“It’s up to college administrators to set the tone,” Griffin said. “I don’t think we see enough of that. I don’t think a lot of college administration even sees it as a priority because they’re too busy thinking about how to make money.”

Progress has been made, coaches acknowledged. A generational divide on the issue is evident. Today’s players and young assistant coaches — straight and gay — are more comfortable with players expressing their sexuality, coaches said.

“I work with athletes and they’re like: ‘Gay teammates? Who cares as long as they help us win,’” Griffin said. “But when you talk to the coaches, they’re still concerned: ‘What do you do if you have teammates dating?’ or ‘What if I have a lesbian on the team?’ They’re still asking really basic questions.”

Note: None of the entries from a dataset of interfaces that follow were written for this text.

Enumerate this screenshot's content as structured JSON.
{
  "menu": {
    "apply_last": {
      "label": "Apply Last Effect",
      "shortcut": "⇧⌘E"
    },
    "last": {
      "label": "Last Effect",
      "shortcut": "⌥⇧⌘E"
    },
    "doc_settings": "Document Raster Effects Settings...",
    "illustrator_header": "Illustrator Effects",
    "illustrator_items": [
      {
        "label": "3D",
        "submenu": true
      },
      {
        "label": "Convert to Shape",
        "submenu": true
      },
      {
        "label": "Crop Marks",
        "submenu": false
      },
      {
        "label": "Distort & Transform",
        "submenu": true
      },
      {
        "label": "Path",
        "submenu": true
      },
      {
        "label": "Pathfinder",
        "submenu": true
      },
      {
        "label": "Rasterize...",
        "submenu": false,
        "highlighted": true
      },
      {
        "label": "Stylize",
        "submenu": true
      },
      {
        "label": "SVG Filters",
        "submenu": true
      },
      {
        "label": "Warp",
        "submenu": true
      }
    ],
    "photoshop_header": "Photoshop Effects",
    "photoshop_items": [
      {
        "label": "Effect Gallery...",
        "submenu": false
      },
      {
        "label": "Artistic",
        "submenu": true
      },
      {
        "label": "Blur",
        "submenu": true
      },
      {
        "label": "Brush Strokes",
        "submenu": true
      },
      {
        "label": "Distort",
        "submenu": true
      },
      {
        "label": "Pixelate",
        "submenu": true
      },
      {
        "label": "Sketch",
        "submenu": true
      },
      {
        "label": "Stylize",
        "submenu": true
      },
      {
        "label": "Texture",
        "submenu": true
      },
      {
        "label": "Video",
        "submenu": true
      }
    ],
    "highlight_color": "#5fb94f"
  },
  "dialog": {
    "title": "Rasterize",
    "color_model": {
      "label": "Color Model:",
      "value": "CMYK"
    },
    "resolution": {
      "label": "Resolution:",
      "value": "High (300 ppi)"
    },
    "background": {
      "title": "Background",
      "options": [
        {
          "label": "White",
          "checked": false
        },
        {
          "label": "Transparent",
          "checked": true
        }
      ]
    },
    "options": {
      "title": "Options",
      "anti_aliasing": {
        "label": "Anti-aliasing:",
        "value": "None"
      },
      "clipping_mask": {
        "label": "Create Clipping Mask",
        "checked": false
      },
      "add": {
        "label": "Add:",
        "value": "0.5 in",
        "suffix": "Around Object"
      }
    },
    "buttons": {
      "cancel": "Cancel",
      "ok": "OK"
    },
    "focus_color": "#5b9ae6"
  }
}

LGBT SportSafe, an inclusion program for college administrators and coaches to create accepting atmospheres, works with 26 athletic departments across the nation and partnered with the America East Conference. The NCAA set firmer requirements in 2016 for sites to host or bid for major events, and it withdrew championship games from North Carolina because of a controversial bill many believe discriminates against transgender people.

But until the atmosphere feels safe for gay coaches to come out, some say, enough hasn’t changed.

“It still is a big deal because people can’t feel they can be their authentic selves as a coach,” Howe said. “Until we see more out coaches, I’m not going to feel like that culture has changed.”

Source:

By Shannon Ryan, ChicagoTribune.com